Staying on course to reach your performance goals is sometimes challenging, so making sure you don’t get distracted or derailed is key to success. Follow these simple guidelines to help stay on course:
1. Thoughts need to match your goals.
Many athletes complain to others or become critical of themselves when things don’t go as planned. For example, a golfer has practiced putting with a coach over several weeks and starts to gain consistency during his practice rounds. He then plays in the regional high school round and misses an easy putt. He immediately thinks about how stupid he must have looked and begins thinking a host of stressful, negative thoughts: “I am back to being a bad putter”, “I cannot screw up the next hole”, “I will never be good at putting.” If he continues this type of thinking (adding stress hormones) and his goal is to do well on the next hole, then his thoughts and desires do not match. His brain is confused about what he wants: to dwell and picture the mistakes or to refocus and picture success. He is thinking too much and not in a way that supports his goal. He needs to acknowledge that he had a bad shot, but by the time he walks to his next tee shot he needs to change his thought process and use words in his head that help him focus-words that match is desire. The mental tool that is needed in this situation is called switch thoughts.
2. Write daily goals on paper.
Rehearse your goals and write action steps each day to help you reach your goals. Write the goal at the top of the sheet, then write at least two or three steps you will take that day that related to the goal. Henriette Anne Klauser wrote a book, Write it Down, Make it Happen. She discusses how we are more likely to reach our goals if we write them out. Think of this like your grocery list. You write what you need to get and then go to the store. You think you remember but before you leave you check it and see an item you listed. It is this visual reminder that gives us that added edge. It reminds your brain to focus on a task and get it done.
Take a few moments each day and imagine how confidence feels. Where in your body would you feel this? Some picture it in their eyes, some in their belly, others in their shoulders. Find a spot in your body and imagine anchoring these emotions of confidence there and spread it. You can do this when you write your daily goals. Feeling confident helps with focus. When you feel that you can do something you are more likely to follow through and even embrace the challenge. But you can also go to this mental and physical “spot” when you are struggling and over-thinking. You can get out of your head and into your body by trying to imagine confidence. Try it! Meeting goals helps to build confidence but confidence also helps you go toward your goals.
4. Keep it simple and build momentum.

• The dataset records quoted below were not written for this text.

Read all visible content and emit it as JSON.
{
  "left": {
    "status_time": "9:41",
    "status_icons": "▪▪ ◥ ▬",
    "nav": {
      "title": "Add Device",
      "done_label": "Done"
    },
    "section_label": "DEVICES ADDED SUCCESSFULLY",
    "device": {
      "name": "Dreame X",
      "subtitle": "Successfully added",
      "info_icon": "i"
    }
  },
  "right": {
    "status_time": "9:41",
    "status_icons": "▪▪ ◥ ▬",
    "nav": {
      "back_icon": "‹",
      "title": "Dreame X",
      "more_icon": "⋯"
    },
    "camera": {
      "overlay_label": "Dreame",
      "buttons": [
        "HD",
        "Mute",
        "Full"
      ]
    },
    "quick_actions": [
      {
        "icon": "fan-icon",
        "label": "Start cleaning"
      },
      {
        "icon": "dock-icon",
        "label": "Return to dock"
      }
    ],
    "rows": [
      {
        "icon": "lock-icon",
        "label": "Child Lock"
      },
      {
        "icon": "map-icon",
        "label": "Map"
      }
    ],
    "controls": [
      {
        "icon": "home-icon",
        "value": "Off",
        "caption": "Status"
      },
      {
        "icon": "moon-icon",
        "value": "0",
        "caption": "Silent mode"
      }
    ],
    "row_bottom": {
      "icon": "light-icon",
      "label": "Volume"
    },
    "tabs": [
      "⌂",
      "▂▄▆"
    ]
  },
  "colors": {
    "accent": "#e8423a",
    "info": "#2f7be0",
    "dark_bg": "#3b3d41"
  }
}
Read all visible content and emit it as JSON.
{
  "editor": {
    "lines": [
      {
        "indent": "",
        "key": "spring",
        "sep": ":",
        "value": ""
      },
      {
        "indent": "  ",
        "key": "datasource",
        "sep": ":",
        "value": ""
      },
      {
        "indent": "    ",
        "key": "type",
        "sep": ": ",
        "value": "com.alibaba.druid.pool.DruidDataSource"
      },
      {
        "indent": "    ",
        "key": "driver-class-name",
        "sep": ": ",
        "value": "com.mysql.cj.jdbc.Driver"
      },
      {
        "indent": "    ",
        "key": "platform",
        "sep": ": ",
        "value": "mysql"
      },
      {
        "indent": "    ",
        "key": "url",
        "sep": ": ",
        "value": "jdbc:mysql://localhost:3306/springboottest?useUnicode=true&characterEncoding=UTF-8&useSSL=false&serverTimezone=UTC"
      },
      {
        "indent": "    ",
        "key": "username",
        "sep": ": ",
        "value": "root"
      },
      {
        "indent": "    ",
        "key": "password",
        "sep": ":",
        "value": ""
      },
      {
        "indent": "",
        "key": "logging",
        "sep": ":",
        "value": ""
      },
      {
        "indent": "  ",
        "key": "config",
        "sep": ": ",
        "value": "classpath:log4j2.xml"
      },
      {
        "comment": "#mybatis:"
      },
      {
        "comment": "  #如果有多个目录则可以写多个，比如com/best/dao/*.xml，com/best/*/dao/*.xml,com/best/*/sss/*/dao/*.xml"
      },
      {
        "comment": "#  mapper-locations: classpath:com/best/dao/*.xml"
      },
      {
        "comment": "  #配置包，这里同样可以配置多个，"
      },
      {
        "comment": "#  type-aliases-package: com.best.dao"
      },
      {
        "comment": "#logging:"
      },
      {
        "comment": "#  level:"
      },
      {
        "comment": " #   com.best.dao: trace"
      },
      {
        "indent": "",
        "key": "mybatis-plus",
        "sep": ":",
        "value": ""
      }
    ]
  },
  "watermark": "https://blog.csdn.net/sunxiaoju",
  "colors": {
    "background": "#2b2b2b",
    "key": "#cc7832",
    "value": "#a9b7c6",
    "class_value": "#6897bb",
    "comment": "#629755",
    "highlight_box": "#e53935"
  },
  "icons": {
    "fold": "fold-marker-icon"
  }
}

If you wake up tired or you cannot get yourself to practice, then keep your focus and daily plan simple for a day or two. A great example is a runner who is tired and her goal was to do a 10k practice run. Maybe it means bargaining for running one minute on and one minute off for 10 minutes. All runners can typically do one minute! After this, the runner starts to think a longer run is possible and now decides a 6k seems more manageable. The point to this is the idea that some days it is best to start simple and build momentum.